# What you should do:
Take each line from the entries that holds "check" and copy it out.

____ Records provided

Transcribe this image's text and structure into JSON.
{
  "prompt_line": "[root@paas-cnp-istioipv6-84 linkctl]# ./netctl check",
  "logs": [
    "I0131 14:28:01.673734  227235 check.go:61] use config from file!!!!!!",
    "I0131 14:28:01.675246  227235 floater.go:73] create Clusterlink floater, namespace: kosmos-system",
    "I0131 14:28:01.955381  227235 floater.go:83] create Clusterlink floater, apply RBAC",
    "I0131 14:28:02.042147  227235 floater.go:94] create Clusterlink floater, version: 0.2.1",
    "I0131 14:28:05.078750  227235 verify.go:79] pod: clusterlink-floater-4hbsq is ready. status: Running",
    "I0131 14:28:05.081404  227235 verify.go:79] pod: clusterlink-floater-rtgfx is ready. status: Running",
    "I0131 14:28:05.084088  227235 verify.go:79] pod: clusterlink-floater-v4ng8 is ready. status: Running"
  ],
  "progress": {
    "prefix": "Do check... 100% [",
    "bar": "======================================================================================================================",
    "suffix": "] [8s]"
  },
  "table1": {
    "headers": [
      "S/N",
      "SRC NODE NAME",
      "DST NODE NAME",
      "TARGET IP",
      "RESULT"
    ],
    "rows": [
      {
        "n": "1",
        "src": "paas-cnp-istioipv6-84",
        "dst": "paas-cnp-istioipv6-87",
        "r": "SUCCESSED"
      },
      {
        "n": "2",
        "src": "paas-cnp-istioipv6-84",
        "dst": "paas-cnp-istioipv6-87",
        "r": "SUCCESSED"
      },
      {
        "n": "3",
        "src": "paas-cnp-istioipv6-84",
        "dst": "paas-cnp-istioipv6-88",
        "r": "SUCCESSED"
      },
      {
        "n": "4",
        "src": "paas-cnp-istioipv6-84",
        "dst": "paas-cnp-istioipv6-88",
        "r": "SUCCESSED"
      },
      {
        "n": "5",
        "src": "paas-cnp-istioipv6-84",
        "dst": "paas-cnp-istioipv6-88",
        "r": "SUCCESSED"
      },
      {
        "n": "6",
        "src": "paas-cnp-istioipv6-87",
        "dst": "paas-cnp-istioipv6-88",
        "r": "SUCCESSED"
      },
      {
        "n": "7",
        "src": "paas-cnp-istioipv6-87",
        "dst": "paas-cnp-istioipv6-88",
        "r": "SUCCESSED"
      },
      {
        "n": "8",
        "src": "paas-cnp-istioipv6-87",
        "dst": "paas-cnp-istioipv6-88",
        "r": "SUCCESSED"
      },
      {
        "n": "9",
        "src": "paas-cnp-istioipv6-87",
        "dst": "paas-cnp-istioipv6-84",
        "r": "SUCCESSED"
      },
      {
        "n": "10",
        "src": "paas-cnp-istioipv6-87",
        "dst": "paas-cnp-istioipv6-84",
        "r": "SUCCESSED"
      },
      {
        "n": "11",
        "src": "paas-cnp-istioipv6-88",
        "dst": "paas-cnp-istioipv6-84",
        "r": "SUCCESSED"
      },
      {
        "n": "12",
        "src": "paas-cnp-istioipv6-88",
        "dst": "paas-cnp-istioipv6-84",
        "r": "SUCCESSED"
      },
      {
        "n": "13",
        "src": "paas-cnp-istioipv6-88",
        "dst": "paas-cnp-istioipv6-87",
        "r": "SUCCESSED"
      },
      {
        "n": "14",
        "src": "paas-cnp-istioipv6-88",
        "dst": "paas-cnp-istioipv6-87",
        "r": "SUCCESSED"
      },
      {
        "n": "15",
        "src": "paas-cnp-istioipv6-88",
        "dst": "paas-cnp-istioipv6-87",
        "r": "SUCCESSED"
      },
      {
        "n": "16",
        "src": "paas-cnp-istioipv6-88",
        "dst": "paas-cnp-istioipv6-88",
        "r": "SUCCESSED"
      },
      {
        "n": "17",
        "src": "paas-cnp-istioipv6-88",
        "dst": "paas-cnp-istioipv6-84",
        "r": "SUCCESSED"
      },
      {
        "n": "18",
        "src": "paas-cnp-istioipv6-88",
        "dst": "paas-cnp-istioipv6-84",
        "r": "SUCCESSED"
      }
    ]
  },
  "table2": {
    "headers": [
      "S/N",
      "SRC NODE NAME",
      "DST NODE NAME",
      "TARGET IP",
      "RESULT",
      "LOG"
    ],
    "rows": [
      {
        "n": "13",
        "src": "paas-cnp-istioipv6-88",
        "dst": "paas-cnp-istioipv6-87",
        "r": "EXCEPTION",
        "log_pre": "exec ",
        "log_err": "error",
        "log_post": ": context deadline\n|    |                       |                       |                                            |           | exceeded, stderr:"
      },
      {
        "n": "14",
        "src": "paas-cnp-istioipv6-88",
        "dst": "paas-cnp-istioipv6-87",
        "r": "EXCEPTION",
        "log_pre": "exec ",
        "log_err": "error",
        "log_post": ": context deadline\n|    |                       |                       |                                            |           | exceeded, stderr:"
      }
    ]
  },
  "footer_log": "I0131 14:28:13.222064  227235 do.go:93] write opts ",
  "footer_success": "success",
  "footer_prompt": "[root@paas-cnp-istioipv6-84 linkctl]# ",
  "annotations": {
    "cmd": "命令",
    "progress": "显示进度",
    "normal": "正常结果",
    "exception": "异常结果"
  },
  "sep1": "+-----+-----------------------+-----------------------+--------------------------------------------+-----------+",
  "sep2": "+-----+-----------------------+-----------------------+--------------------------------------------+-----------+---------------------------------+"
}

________

# Answer to this exercise:
  "prompt_line": "[root@paas-cnp-istioipv6-84 linkctl]# ./netctl check",
    "I0131 14:28:01.673734  227235 check.go:61] use config from file!!!!!!",
    "prefix": "Do check... 100% [",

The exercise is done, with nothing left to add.